An externship with a federal agency helped two students begin their final year of law school with a valuable skillset.
Jamie Crestfield and Christian Wilson worked for the National Labor Relations Board (NLRB) regional office in Pittsburgh over the summer. Their efforts focused on taking witness affidavits and conducting legal research for a large unfair labor practice case.
Attorneys and students in the WVU's Land Use and Sustainable Development(LUSD) Law Clinic work many hours of pro bono service to help the state’s communities develop and grow strategically — but they aren’t doing it alone.
Allison Eckman and Rob Donaldson are Americorps Volunteers in Service to America
(VISTA) who have committed a year of service helping the LUSD Law Clinic and West

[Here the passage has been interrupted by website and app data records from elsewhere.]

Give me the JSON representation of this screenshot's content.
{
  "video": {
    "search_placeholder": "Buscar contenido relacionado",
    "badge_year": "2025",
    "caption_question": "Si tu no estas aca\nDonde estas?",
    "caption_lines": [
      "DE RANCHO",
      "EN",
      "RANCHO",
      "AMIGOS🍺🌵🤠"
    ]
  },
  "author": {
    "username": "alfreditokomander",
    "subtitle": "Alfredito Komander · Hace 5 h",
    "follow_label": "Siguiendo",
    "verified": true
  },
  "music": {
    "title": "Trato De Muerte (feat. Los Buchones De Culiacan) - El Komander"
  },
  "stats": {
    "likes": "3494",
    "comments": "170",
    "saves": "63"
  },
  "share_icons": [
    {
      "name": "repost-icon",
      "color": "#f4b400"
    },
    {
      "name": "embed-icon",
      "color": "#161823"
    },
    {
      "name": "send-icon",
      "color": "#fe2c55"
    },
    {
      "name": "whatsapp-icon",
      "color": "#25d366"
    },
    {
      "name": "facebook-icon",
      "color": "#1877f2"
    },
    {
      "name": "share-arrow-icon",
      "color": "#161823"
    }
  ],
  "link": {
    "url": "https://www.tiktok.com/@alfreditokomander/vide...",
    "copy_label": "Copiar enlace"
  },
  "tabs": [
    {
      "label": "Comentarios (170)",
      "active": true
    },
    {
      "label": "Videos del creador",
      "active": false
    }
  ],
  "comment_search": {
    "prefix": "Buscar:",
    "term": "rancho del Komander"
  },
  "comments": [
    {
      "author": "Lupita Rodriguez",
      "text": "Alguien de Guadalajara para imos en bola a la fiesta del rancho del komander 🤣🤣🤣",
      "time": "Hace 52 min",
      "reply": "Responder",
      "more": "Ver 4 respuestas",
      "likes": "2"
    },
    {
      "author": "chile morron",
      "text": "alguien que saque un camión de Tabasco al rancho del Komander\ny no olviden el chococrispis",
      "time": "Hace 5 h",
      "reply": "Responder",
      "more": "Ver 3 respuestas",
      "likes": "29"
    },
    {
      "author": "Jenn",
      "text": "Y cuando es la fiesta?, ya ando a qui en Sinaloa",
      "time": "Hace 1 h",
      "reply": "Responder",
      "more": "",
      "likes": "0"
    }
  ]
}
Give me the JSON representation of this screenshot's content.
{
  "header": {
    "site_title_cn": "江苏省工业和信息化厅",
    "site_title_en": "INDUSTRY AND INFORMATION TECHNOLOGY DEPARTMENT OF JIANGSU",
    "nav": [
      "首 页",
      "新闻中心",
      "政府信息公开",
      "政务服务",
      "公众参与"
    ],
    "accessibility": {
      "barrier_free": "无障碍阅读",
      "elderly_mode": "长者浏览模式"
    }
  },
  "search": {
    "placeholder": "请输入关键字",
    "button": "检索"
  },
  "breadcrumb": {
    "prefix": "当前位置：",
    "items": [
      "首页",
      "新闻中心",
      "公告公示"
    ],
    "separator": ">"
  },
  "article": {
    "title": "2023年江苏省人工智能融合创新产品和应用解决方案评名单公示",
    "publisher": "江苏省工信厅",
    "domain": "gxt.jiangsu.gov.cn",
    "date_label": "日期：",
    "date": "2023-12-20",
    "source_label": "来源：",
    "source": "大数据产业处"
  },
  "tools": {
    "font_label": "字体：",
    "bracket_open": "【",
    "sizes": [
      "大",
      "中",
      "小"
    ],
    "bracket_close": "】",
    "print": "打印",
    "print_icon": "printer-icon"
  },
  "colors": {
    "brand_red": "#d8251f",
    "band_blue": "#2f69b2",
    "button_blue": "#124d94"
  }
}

Virginia communities create and implement comprehensive plans.
Opportunities at WVU Law sparked Katie Hutchison’s interest in the plight of refugees and ultimately led her to a prestigious legal internship at the International Rescue Committee (IRC) in Baltimore, Maryland.
“Working with the IRC is helping me engage with cultures and understand humanitarian crises that were never on my radar before,” said Hutchison, a rising 3L.
CJ Reid graduated from WVU Law in May and his main focus this summer is preparing for — and passing — the bar exam.
Like dedicated law students everywhere, Reid spent his last two law school summers gaining valuable work experience that would give his career a boost.
At the Centers for Disease Control and Prevention (CDC) in Atlanta, Georgia, they often say that the first tool in improving public health is studying patterns and the second tool is the law.
Maggie Power, a WVU Law 3L, follows that maxim every day in her externship as a research attorney for the CDC’s Public Health Law Program.
Three 2016 graduates of WVU Law are spending a year serving local communities as public interest lawyers.
Patrick Holbrook, Susan Waldie and Micki Biggs were each awarded post-graduate fellowships by the West Virginia Fund for Law in the Public Interest. As fellows, they receive $46,000 to cover their salary and benefits while working in a West Virginia legal services organization until October 2017.
Two students recently extended the reach of WVU Law’s public service by helping families in Haiti.
Veronique Vernot and Shane Young traveled to Haiti over winter break to help residents rebuild their lives following the widespread destruction caused by Hurricane Matthew in 2016 and an earthquake in 2010.
MORGANTOWN, WEST VIRGINIA — A fellowship last summer provided WVU Law 3L Lisa Hartline with the experience and confidence she wanted before embarking on her legal career.
A successful externship has given Jennifer Bauer a support system to explore a future full of possibilities.
For 10 weeks last summer, the WVU Law 3L was among a cadre of elite externs at the Securities and Exchange Commission (SEC) in Washington, DC. She worked alongside law, business and cyber security students from schools such as Harvard, Yale, Columbia, Georgetown, Northwestern, the University of Florida and Vanderbilt.
Nathan Maxwell says he can’t describe how great it is to be at the WVU College of Law.
In August, the 2016 graduate of the University of Chicago School of Law started his two-year term as the Justice Franklin D. Cleckley Fellow with the West Virginia Innocence Project (WVIP) law clinic.
Since joining the WVU Law faculty in 2012, Associate Professor Valena Beety’s passion for justice has made a significant impact on her students, fellow faculty members, and the legal community.
Professor Beety’s expertise is in criminal procedure, causes of wrongful convictions, and post-conviction litigation. She is the deputy director of the Clinical Law Program and chair of the West Virginia Innocence Project, a clinic that provides free legal representation to individuals seeking to prove their innocence of crimes for which they have been convicted.
MORGANTOWN, WEST VIRGINIA—As a combat trainer in the U.S. Army, Art Wolf’s personal motto was to always care for and put others first.
“The philosophy I tried to convey was that being a professional soldier is not about using your abilities to bring harm to others, it is about using those abilities to protect and help those in harm’s way,” said Wolf, a former sergeant who served in the 24th Infantry Division and the 1st Ranger Battalion.
As the students at WVU Law pursue their educational and career goals, they are also contributing to the culture of excellence that helps define the college.
Day to day, WVU Law students are diligently at work outside the classroom, ensuring the success of various projects from student organization events and fundraisers to community service efforts. One of those who routinely dedicates her time to these endeavors is Stephanie Welsh, who graduates in May.